“Engineers have been looking at the symptoms rather that the causes,” says Dick Holmberg, a Florida-based coastal management contractor. “If you create a secondary erosion problem, you haven’t solved the problem.”
Textiles and Spinning Snowflakes
Holmberg has developed alternative approaches to combating shore erosion that have been applied at approximately 100 sites along Great Lakes and ocean shorelines. His company, Holmberg Technologies, installs underwater stabilizers made of tough textiles that elevate a beach area and slow down incoming currents. By slowing the currents as they approach the shore, more sand is deposited. At the same time the stabilizers do not block sand from migrating downstream since currents can travel over them.
Other engineers have taken a more high-tech approach to fighting erosion. Dennis Smith secured a patent last year for a device he dubs the WhisprWave. These snowflake-shaped plastic barriers are strung together and anchored offshore. Smith says that unlike traditional offshore breakwaters which reflect wave energy, the WhisprWave absorbs the energy as the oversized snowflakes rotate with the waves, and then spin back against oncoming waves.
“It’s as if it was a punching bag,” he says. “You hit the bag and it goes away and when it comes back it has a lot of energy.”
New ideas like Holmberg’s and Smith’s are still relatively underused now as federal and state projects rely mainly on beach nourishment to fight erosion.
Harry Shoudy, a senior adviser at the Army Corps of Engineers, says that structural approaches to fighting beach erosion tend to be more expensive and they also pose more environmental risks than simply adding sand.
But change could be under way.
Deciding When to Act
A bill known as the Water Resources Development Act of 2000 is now in review in Congress. It would call for a complete re-evaluation of erosion policies.

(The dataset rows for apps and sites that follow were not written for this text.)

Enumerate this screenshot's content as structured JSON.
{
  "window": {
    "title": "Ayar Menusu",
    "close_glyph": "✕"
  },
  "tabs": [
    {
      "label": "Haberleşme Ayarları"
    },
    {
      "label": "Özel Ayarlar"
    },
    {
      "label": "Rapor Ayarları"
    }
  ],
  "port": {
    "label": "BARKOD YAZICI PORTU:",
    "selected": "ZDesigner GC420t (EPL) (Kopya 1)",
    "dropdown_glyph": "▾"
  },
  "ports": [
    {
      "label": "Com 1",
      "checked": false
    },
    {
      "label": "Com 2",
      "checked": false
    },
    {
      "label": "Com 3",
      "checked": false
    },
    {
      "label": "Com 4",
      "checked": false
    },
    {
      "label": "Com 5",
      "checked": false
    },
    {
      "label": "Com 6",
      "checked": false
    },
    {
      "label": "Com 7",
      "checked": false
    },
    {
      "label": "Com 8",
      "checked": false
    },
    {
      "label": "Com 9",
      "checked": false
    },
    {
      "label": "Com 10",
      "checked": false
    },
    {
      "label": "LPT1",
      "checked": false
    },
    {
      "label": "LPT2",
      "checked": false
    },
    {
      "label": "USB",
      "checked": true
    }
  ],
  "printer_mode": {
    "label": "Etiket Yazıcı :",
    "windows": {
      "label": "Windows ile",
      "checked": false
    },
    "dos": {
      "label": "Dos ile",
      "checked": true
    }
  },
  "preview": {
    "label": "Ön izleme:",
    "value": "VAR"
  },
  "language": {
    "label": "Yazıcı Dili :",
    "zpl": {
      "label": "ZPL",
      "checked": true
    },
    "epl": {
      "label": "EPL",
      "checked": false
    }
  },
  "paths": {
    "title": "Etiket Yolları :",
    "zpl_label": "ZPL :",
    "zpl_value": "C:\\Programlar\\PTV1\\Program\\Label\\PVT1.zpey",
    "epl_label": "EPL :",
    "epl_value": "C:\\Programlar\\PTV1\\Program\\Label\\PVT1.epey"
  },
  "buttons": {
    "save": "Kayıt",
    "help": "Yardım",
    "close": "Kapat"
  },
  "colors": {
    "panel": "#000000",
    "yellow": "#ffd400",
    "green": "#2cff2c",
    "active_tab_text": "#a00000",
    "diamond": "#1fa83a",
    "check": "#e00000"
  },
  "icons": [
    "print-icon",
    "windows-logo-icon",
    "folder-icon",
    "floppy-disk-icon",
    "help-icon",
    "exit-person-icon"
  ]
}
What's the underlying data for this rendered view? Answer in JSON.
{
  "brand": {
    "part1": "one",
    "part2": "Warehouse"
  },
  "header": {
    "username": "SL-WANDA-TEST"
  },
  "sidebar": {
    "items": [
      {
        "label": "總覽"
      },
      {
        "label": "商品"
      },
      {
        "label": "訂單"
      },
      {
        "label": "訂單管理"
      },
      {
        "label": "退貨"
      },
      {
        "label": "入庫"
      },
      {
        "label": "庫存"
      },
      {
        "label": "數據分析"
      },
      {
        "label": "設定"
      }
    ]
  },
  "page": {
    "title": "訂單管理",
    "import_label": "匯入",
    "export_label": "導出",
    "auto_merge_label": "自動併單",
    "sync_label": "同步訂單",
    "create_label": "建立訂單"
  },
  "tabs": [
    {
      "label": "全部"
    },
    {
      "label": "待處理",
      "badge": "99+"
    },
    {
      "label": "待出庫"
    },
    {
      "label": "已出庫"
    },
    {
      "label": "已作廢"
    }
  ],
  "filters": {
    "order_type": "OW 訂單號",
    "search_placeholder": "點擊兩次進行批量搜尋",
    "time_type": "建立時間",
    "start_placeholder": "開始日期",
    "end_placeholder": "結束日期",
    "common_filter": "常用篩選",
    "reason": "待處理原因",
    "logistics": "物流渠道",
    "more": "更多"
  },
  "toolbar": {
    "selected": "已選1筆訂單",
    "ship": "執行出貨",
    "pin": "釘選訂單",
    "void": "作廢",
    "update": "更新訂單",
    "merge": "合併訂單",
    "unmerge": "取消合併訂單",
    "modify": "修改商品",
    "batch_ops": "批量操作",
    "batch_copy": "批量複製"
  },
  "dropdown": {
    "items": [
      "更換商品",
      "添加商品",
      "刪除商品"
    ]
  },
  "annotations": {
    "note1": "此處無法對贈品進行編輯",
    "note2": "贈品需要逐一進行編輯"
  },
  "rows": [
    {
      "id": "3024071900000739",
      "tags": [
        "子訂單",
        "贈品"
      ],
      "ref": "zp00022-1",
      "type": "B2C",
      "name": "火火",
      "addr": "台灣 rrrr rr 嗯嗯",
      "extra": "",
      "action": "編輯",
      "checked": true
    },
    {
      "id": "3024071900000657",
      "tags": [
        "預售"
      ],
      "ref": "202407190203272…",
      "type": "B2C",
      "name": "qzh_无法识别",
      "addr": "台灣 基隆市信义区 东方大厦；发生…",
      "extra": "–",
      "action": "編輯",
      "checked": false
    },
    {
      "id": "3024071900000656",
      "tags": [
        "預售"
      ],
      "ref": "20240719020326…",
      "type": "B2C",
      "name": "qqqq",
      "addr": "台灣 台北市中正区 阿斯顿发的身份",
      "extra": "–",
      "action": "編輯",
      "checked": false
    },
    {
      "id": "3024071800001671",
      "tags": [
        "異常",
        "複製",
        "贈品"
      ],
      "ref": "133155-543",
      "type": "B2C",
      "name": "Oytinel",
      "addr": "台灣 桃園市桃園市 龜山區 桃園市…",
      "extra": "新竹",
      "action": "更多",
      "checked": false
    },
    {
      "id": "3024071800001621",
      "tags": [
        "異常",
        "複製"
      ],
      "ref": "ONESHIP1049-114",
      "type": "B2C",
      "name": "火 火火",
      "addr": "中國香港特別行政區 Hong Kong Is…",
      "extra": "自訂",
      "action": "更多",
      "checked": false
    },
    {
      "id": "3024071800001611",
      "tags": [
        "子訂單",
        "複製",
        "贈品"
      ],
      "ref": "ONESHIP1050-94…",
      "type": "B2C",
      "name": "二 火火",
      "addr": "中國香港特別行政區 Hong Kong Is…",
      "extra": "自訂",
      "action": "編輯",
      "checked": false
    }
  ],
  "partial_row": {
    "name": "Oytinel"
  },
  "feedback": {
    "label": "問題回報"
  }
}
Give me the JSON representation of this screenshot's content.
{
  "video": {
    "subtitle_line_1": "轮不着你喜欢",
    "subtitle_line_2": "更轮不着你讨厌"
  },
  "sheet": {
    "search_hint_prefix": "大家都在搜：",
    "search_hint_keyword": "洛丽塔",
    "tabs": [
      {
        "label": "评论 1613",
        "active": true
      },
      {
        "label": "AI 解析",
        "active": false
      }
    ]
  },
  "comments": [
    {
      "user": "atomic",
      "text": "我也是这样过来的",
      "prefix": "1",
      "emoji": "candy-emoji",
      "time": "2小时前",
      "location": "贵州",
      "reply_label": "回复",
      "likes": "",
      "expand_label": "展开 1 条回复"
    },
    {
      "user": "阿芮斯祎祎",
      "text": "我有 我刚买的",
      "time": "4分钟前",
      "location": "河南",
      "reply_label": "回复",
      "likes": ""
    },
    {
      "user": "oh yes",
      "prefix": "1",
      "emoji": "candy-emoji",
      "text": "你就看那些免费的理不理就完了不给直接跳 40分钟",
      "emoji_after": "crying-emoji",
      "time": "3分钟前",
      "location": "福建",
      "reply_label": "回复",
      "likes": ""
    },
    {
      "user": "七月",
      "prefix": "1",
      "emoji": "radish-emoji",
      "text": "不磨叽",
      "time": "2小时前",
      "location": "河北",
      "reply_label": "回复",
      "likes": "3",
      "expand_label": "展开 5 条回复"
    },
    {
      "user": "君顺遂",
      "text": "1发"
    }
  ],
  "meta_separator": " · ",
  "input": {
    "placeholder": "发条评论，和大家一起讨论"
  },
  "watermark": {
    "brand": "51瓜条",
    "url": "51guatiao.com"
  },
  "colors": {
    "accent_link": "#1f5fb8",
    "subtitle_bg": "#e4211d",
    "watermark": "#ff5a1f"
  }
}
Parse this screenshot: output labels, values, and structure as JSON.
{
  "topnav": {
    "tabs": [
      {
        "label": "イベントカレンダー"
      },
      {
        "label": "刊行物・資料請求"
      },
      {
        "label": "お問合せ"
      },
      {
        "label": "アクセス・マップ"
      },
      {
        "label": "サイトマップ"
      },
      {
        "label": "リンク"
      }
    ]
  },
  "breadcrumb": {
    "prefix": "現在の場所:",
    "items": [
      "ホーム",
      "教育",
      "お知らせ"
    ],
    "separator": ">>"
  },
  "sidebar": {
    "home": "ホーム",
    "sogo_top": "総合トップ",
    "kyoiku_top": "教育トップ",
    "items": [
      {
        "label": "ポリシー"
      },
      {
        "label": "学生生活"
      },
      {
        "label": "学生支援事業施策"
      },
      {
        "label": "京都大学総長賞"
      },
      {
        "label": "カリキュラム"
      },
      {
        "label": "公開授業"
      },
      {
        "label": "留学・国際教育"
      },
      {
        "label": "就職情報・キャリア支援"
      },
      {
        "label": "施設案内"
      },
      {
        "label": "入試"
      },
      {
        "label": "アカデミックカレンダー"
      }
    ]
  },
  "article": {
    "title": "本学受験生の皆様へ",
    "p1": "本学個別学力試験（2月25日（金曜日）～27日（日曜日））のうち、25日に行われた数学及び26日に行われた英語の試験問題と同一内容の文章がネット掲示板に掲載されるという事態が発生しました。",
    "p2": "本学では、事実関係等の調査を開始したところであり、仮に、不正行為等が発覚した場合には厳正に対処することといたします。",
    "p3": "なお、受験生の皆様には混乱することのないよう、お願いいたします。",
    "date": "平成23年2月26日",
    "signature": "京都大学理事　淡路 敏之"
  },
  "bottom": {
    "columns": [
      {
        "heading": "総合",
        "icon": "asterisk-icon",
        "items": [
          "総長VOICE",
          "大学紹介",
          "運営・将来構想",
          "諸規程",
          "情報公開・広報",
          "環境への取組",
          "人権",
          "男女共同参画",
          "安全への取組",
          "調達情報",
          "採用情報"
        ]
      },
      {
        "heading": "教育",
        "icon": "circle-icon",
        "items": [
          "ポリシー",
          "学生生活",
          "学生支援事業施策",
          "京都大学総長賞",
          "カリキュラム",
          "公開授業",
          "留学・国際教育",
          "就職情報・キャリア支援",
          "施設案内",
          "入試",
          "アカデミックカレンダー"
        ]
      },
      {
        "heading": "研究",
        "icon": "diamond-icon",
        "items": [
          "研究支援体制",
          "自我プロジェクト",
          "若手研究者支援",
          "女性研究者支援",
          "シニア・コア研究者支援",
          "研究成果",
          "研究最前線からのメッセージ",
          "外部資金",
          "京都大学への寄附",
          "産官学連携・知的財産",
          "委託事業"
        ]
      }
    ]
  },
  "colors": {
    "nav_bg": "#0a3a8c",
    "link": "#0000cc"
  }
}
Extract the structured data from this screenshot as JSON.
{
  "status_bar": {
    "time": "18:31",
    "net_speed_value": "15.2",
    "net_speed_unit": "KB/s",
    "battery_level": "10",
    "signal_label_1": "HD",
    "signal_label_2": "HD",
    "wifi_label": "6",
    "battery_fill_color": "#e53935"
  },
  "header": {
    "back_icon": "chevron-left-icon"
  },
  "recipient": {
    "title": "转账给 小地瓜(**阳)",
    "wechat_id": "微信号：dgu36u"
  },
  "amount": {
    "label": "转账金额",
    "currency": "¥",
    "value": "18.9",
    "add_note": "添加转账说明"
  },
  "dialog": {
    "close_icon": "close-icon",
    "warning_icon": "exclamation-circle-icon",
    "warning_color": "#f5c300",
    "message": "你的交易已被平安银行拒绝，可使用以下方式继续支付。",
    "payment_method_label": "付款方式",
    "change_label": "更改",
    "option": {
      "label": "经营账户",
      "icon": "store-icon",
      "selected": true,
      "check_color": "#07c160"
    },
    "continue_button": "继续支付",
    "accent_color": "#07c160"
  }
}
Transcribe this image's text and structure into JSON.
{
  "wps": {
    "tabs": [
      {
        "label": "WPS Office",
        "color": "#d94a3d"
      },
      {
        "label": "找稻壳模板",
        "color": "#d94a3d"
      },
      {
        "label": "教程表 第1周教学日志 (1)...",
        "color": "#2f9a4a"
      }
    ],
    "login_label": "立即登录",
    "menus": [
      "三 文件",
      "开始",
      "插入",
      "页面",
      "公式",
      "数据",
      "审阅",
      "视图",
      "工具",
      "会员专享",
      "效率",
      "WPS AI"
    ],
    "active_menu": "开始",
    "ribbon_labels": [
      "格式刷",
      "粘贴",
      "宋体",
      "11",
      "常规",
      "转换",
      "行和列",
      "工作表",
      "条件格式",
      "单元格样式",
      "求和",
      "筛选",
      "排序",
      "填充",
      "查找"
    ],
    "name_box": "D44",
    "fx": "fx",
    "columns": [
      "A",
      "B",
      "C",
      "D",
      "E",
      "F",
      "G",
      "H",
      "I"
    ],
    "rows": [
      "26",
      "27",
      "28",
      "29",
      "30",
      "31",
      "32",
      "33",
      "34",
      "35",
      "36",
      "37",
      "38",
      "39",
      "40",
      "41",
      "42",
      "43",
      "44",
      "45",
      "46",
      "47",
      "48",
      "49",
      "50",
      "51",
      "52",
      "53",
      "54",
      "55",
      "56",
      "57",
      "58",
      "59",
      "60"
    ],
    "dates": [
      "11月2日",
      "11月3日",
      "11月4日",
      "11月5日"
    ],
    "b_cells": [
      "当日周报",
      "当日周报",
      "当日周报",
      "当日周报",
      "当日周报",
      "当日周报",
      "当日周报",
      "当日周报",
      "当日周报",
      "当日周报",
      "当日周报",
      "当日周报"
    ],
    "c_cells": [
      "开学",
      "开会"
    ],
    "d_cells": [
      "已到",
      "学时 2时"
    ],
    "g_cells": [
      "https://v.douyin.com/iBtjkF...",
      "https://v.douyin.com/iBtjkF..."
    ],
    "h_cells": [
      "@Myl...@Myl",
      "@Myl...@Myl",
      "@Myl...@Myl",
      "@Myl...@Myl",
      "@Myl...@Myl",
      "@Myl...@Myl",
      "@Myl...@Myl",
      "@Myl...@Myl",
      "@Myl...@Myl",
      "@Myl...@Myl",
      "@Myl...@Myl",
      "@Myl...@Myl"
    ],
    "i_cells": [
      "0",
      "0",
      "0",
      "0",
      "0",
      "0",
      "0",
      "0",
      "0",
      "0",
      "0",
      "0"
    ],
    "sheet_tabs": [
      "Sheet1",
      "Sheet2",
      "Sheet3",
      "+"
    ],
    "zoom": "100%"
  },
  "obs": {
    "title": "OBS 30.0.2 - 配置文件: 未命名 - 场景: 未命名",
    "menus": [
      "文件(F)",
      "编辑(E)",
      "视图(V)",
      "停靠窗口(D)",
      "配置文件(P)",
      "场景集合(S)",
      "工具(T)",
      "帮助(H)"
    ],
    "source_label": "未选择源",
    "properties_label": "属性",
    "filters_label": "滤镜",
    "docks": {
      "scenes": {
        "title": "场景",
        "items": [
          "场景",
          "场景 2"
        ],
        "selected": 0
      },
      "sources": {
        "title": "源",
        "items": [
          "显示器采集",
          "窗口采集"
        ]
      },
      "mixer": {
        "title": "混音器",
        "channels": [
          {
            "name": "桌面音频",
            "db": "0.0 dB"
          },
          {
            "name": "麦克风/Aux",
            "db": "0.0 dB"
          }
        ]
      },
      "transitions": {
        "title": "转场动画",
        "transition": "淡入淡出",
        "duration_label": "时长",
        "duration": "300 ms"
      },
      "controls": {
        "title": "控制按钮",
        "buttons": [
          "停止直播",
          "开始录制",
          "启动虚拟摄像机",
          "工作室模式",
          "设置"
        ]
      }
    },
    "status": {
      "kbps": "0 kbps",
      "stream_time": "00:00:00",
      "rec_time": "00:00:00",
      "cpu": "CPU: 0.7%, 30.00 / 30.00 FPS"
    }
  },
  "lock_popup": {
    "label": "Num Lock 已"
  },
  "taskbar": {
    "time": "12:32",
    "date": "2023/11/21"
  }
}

“There’s no restriction to looking for new solutions,” says Shroudy. “We’re looking for whatever works best to solve the problem.”
In some places, new solutions can’t come fast enough. In California, about one-quarter of the shoreline between the Golden Gate Bridge and Mexico is now fortified with sea walls, according to the California Coastal Commission. The walls have been erected as a last resort to protect properties and land from thrashing waves. Geologists point out the seawalls lead to the disappearance of beaches since the structures bounce back the energy of waves at the shore and cause beachfront to erode even faster.
Pilkey argues the country’s beaches can’t wait for new solutions and that it’s time homeowners and businesses retreat from coastlines. By abandoning the coasts, he argues, people can allow nature to take its own natural course. Erosion, he says, usually doesn’t erase a beach, it simply shifts it further inland.
“We can retreat now and save our beaches or we can retreat later and probably ruin the beaches in the process,” he says.
Leatherman is less pessimistic. He believes adding sand to beaches is a reasonable way of combating erosion, even if it isn’t permanent. As he says, “That’s like saying it’s a losing battle to pave streets because some day grass is going to poke through.”
Meanwhile, on the shores of Fire Island, Stoddard is anxious for something to be done to stop the effects of the gnawing waters, even if it is only a temporary solution.
“We can’t just abandon property and beaches and not pay for it,” he says. “It’s about protecting our assets.”